- The ending of F***ing World Star in her upcoming super personal role.
- Painful auditions and why she didn’t steel herself to become an actress.
- By Kimberly Truong on June 15, 2021, at 10:00 am.
Despite just recovering from the flu that ultimately ruined her voice, Jessica Barden joined our Zoom call at precisely 9 am local time in Australia in a good mood, a bottle of water in her hand, wearing a purple T-shirt and white tie.
The 28-year-old British actress is currently saluting the Australian winter (June and July are the coldest months, temperatures dipping to 40 degrees Fahrenheit) to direct the upcoming Netflix series Pieces of Her Tony Colette, a project she calls pianist. See concerts.
“I’m not a concert pianist,” he told himself after telling me about his lesson plans after our conversation. “I’ll be filming next Monday, Tuesday, and Wednesday. Then I’ll cry in relief. It has to end. It consumes every waking moment. I think that’s probably why I’m sick from stress.” I went out, and people said, “Jess, you need a coat; it’s raining today.” And I thought [dramatically], “I’m making a river in my head.” Please let me. “And now I’m sick.”

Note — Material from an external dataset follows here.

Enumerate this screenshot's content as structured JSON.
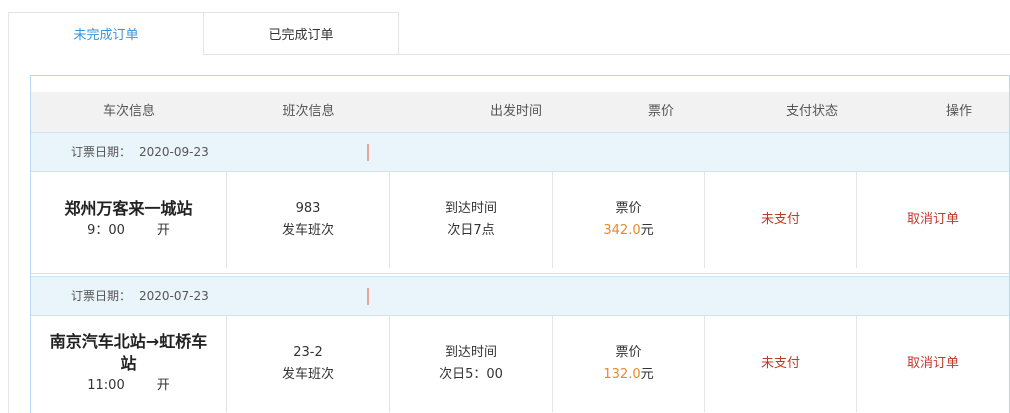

“I suffer for my art,” he added dryly.
Bards are instantly deadly and familiar, people who make you feel like you’ve known them for years, even through the laptop screen. He speaks in refreshing and unforgiving paragraphs – once answered, the answer to our “little talk” question doesn’t have to be “fast fire”; he points out, “never.”
Bardon’s sense of humor and ability to have fun will not surprise fans of The End of F***ing World, where millions of viewers discover how well the market has targeted the complex and sometimes aggressive game of young women. He knows his backstory – the fact that many of his characters seem “unpleasant” at first, though he prefers to call them “interesting.”
He also noticed that he often played younger characters because of his youthful appearance, although he didn’t see this as a disadvantage or an advantage.
“I don’t think about it anymore in my life; I think you might be the same,” she said as we committed to being little women in their late twenties who often looked younger than us. (Bardon and I are both 5’1.”).” I didn’t count the characters’ ages when I read them. I understand I look very young. I mean, I’m 28 now, so I just found out how I look, so I didn’t think about it. “